A UW-Madison researcher has received a grant from the Susan G. Komen Foundation, the world’s leading breast-cancer organization.

Dr. Eui-Jun Kim, a post-doctoral researcher at UW Carbone Cancer Center and McArdle Laboratory for Cancer Research, will receive $185,000 for a study of triple-negative breast cancer.

The grant is one of 98, totaling $30.7 million, given throughout the world. This year’s focus is on new understanding of and treatment for the most lethal forms and stages of breast cancer.

Triple-negative breast cancer is a subtype of the disease in which the tumor does not express any of the three receptors that fuel breast-cancer growth. The lack of these receptors means that the most commonly used treatments are not effective against the tumor cells.

“Dr. Kim’s work will look at a molecular event that drives cancer cells to spread to other tissues in the body in triple-negative breast cancer,” said Dr. Wei Xu, in whose lab Dr. Kim works. “This area of research shows promise for designing new therapies for eradicating this devastating disease.”

“We are focused on new treatments, ways to overcome drug resistance in breast cancer patients, and a better understanding of how and why breast cancer spreads, so we can better treat metastatic breast cancer or prevent it all together,” said Ellen Willmott, interim president and CEO of Susan G. Komen. “This focus on aggressive and metastatic disease is the foundation of our Bold Goal to reduce breast cancer deaths by 50 percent by 2026.”
Komen’s 2017 portfolio includes:

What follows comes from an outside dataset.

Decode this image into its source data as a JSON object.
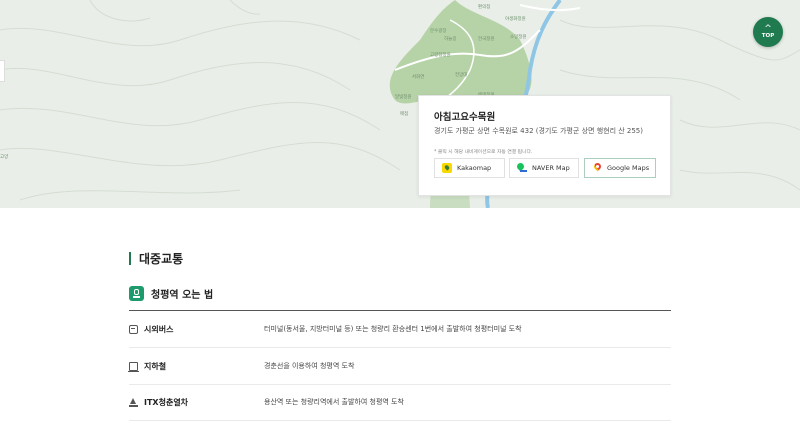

  • 37 grants expanding knowledge of metastatic breast cancer and how to better treat or prevent it
  • 37 grants looking into novel treatments for aggressive types of breast cancer (specifically, triple- negative, inflammatory breast cancer, luminal B, and ER-positive recurrent breast cancer)
  • 59 grants focused on new therapies, including 10 for targeted therapies and 20 for drug development
  • 24 investigating drug resistance (why drugs stop working in some patients)
  • Nine on disparities in breast cancer outcomes and two involving Big Data